Building Houses and Graves for Their Ancestors in Their Hometowns : Homecoming Practices of Papua New Guinean Chinese in Their Ancestral Villages in ChinaBuilding Houses and Graves for Their Ancestors in Their Hometowns : Homecoming Practices of Papua New Guinean Chinese in Their Ancestral Villages in ChinaAA11807171
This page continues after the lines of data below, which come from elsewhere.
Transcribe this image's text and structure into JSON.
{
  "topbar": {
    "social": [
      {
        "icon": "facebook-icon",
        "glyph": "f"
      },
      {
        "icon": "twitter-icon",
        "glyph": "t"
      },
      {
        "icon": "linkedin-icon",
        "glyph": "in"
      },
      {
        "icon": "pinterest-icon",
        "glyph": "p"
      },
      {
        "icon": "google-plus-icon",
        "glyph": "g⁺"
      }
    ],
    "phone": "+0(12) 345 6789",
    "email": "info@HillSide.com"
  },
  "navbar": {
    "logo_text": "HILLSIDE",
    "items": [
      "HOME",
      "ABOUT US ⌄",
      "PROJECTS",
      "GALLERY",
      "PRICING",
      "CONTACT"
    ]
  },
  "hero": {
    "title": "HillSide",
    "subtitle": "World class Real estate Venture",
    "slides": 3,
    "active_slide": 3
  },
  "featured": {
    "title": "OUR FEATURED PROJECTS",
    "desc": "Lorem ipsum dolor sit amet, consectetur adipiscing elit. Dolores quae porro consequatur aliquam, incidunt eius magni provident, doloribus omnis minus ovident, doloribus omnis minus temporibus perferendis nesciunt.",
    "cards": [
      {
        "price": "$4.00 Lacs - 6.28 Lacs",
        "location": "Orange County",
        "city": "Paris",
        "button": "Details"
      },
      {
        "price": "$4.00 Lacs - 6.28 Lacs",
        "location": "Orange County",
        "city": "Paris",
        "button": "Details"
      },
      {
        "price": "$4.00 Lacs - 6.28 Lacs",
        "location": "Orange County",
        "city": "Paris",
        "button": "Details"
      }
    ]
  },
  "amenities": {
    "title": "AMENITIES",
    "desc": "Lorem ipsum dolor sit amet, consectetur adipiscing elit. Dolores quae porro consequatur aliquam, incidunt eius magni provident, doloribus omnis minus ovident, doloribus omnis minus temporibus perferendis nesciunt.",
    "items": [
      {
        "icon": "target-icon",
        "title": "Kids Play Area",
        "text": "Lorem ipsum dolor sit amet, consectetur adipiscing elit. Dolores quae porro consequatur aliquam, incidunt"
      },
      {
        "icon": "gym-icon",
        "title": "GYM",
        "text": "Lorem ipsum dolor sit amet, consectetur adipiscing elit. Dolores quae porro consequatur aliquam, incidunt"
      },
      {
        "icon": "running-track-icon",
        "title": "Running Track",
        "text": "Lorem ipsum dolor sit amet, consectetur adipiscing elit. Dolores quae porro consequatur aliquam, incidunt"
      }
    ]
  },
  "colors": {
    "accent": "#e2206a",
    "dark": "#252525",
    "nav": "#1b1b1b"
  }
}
This paper reconsiders the multiple nature of the homeland for overseas Chinese who have migrated and settled abroad. The relationship between migrants and their homelands is a central research topic in migration studies. In studies of overseas Chinese, the homeland is often termed qiaoxiang (侨乡). Qiaoxiang, which is Mandarin for “mother village of overseas Chinese,” refers to the particular area in China from where Chinese emigrants have left to go overseas. Many scholars have studied qiaoxiang.It is necessary to understand the dynamic relationship between overseas Chinese and their ancestors’ homelands in China to understand the meaning of homeland for a Chinese living overseas. As overseas Chinese have become localized to their place of residence, they no longer have a simple affiliation with their qiaoxiang in China. If a Chinese migrates to and settles in one country and then emigrates again to another country, the notion of homeland will become more complicated. To understand the significance of the homeland for localized Chinese, it is necessary to study how overseas Chinese regard their homelands and how they establish and maintain relationships with them. This paper considers the meaning of homeland for Papua New Guinean Chinese as a case study. During the colonial period, there were about 3000 Chinese in New Guinea and Papua. Since the eve of the independence of Papua New Guinea in 1975, many Chinese have emigrated again, from Papua New Guinea to Australia. Today it is estimated that about 90% of the former Papua New Guinean Chinese population reside in Australian cities, in particular Sydney and Brisbane. Papua New Guinean Chinese have experienced migration over several generations: from China via Papua New Guinea to Australia. As a result of this migration, Papua New Guinean Chinese have two homelands: one is China and the other is Papua New Guinea. The multiple migration and resettlement of Papua New Guinean Chinese provides us an exemplary case study for the dynamic nature of the homeland for localized Chinese overseas. This paper shows how overseas Chinese build their ancestors’ houses and graves in their homelands and discusses the dynamic nature of the homeland for localized Chinese overseas.